Korean weddings are all about time since ceremonies are usually held in wedding halls, hotels and different religious buildings full of other events and gatherings, and “you have to be punctual to attend the wedding. If you are not on time, you are not in,” Rajendra Rajak, a student from India, said.
Korean weddings are divided into two parts, taking place on different floors of the building and lasting for about two to three hours. In the first part of the ceremony, the bride and groom give vows to each other, followed by some performances prepared by close friends, and in the second part, guests will move to the food court zone, which is combined with other weddings that are also taking place during that time.
The food served to guests varies, with multiple options to choose from. Rajendra finds the food served here to be delicious, commenting, “Korean weddings offer a wide variety of choices, including seafood, chicken, and various meats, as well as salads and nearly everything else.”
Korean weddings seem very systematic, with the whole process of giving the envelope, receiving a ticket for the buffet, attending a short ceremony in the wedding hall, and then proceeding to the food court on another floor, all happening at specific times.
A wedding in Korea sometimes feels like a business meeting, which is quite different from the more relaxed and communal atmosphere at weddings in my country, Uzbekistan. Uzbek people place a strong emphasis on human bonding, and even guests who arrive alone can easily make new friends, as people are more focused on building relationships.
In contrast, Korean weddings often feel more segmented, with distinct divisions between the groom’s and bride’s sides. What I felt is that these two sides typically do not interact much, except for close family members.
Ismail added, “In Korea, it seemed that only close relatives would bring their entire families, including children, to the wedding.”
“I am not entirely certain, but I got the impression that there were not many children in attendance, possibly due to restrictions on the number of guests,” Azfar said. “In my country, weddings often host around 1,000 people and sometimes even more, but it appears that the Korean system places limits on the guest count.”
There are both shared values and totally different traditions that make weddings around the world unique and magical.
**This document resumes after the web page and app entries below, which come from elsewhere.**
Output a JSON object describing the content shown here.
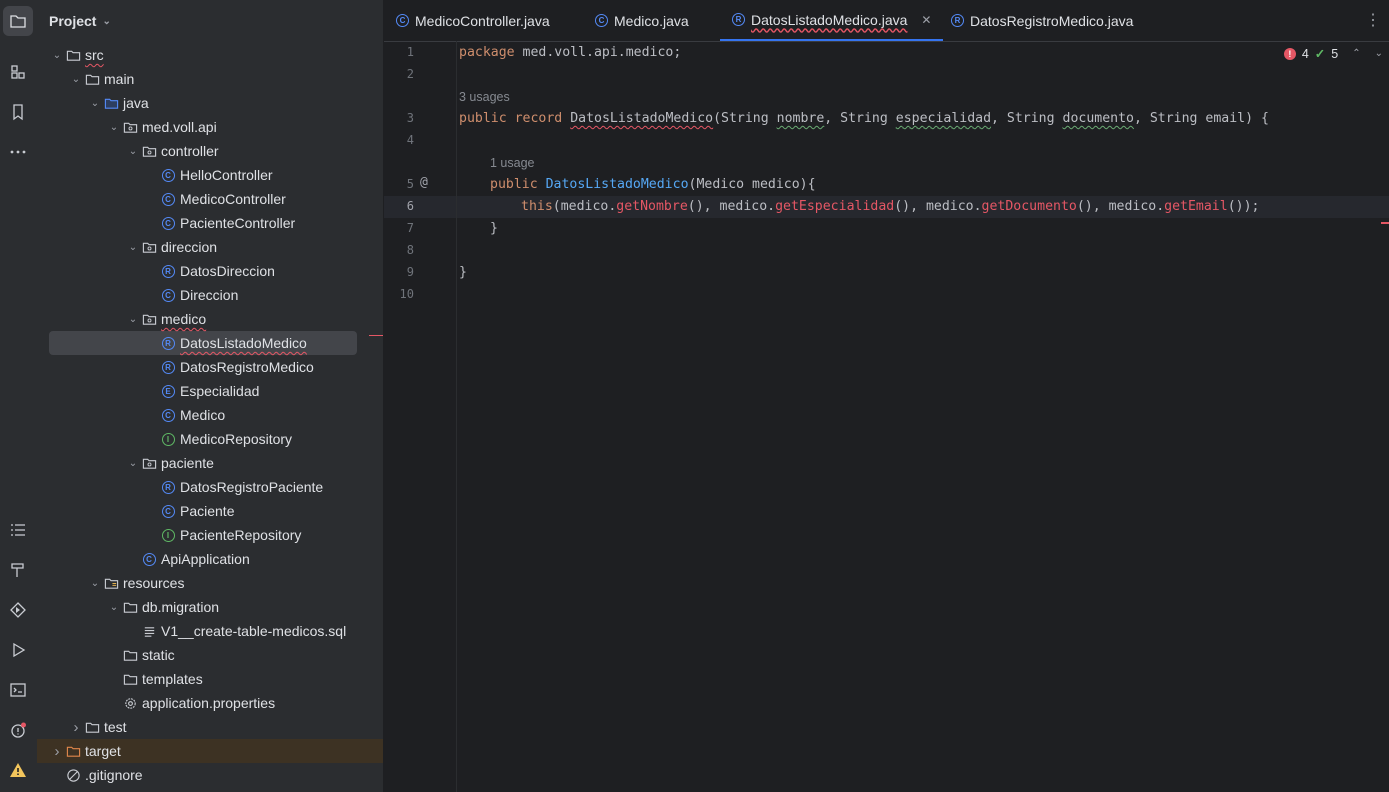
{
  "project_panel": {
    "title": "Project",
    "tree": [
      {
        "label": "src",
        "type": "folder",
        "indent": 2,
        "expanded": true,
        "squig": true
      },
      {
        "label": "main",
        "type": "folder",
        "indent": 3,
        "expanded": true
      },
      {
        "label": "java",
        "type": "folder-src",
        "indent": 4,
        "expanded": true
      },
      {
        "label": "med.voll.api",
        "type": "package",
        "indent": 5,
        "expanded": true
      },
      {
        "label": "controller",
        "type": "package",
        "indent": 6,
        "expanded": true
      },
      {
        "label": "HelloController",
        "type": "class",
        "indent": 7
      },
      {
        "label": "MedicoController",
        "type": "class",
        "indent": 7
      },
      {
        "label": "PacienteController",
        "type": "class",
        "indent": 7
      },
      {
        "label": "direccion",
        "type": "package",
        "indent": 6,
        "expanded": true
      },
      {
        "label": "DatosDireccion",
        "type": "record",
        "indent": 7
      },
      {
        "label": "Direccion",
        "type": "class",
        "indent": 7
      },
      {
        "label": "medico",
        "type": "package",
        "indent": 6,
        "expanded": true,
        "squig": true
      },
      {
        "label": "DatosListadoMedico",
        "type": "record",
        "indent": 7,
        "selected": true,
        "squig": true
      },
      {
        "label": "DatosRegistroMedico",
        "type": "record",
        "indent": 7
      },
      {
        "label": "Especialidad",
        "type": "enum",
        "indent": 7
      },
      {
        "label": "Medico",
        "type": "class",
        "indent": 7
      },
      {
        "label": "MedicoRepository",
        "type": "interface",
        "indent": 7
      },
      {
        "label": "paciente",
        "type": "package",
        "indent": 6,
        "expanded": true
      },
      {
        "label": "DatosRegistroPaciente",
        "type": "record",
        "indent": 7
      },
      {
        "label": "Paciente",
        "type": "class",
        "indent": 7
      },
      {
        "label": "PacienteRepository",
        "type": "interface",
        "indent": 7
      },
      {
        "label": "ApiApplication",
        "type": "class",
        "indent": 6
      },
      {
        "label": "resources",
        "type": "folder-res",
        "indent": 4,
        "expanded": true
      },
      {
        "label": "db.migration",
        "type": "folder",
        "indent": 5,
        "expanded": true
      },
      {
        "label": "V1__create-table-medicos.sql",
        "type": "sql",
        "indent": 6
      },
      {
        "label": "static",
        "type": "folder",
        "indent": 5
      },
      {
        "label": "templates",
        "type": "folder",
        "indent": 5
      },
      {
        "label": "application.properties",
        "type": "settings",
        "indent": 5
      },
      {
        "label": "test",
        "type": "folder",
        "indent": 3,
        "collapsed": true
      },
      {
        "label": "target",
        "type": "folder-excluded",
        "indent": 2,
        "collapsed": true,
        "excluded": true
      },
      {
        "label": ".gitignore",
        "type": "ignore",
        "indent": 2
      }
    ]
  },
  "tabs": [
    {
      "label": "MedicoController.java",
      "icon": "class-icon",
      "active": false
    },
    {
      "label": "Medico.java",
      "icon": "class-icon",
      "active": false
    },
    {
      "label": "DatosListadoMedico.java",
      "icon": "record-icon",
      "active": true
    },
    {
      "label": "DatosRegistroMedico.java",
      "icon": "record-icon",
      "active": false
    }
  ],
  "inspections": {
    "errors": "4",
    "warnings": "5"
  },
  "editor": {
    "line_numbers": [
      "1",
      "2",
      "3",
      "4",
      "5",
      "6",
      "7",
      "8",
      "9",
      "10"
    ],
    "current_line": "6",
    "hint_usages_record": "3 usages",
    "hint_usages_ctor": "1 usage",
    "lines": {
      "l1_kw": "package",
      "l1_rest": " med.voll.api.medico;",
      "l3_kw1": "public",
      "l3_kw2": "record",
      "l3_name": "DatosListadoMedico",
      "l3_p1": "(String ",
      "l3_nombre": "nombre",
      "l3_p2": ", String ",
      "l3_esp": "especialidad",
      "l3_p3": ", String ",
      "l3_doc": "documento",
      "l3_p4": ", String email) {",
      "l5_kw": "public",
      "l5_name": "DatosListadoMedico",
      "l5_rest": "(Medico medico){",
      "l6_kw": "this",
      "l6_a": "(medico.",
      "l6_m1": "getNombre",
      "l6_b": "(), medico.",
      "l6_m2": "getEspecialidad",
      "l6_c": "(), medico.",
      "l6_m3": "getDocumento",
      "l6_d": "(), medico.",
      "l6_m4": "getEmail",
      "l6_e": "());",
      "l7": "}",
      "l9": "}"
    }
  }
}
However, Korea makes it particularly exceptional with its focus on business relations rather than human bonding. Attending these weddings, in reality, can be both exciting and challenging for a foreigner without knowing the traditions and customs such as envelope culture, punctuality and food tickets.
Korean weddings undoubtedly leave a lasting impression on those who have the opportunity to witness and partake in their unique ceremonies.
“My overall view is that Korean weddings are quite unique and, at the same time, simple but exclusive,” Ismail said.
BY STUDENT REPORTER MUKADDAM ISOMOVA [[email protected]]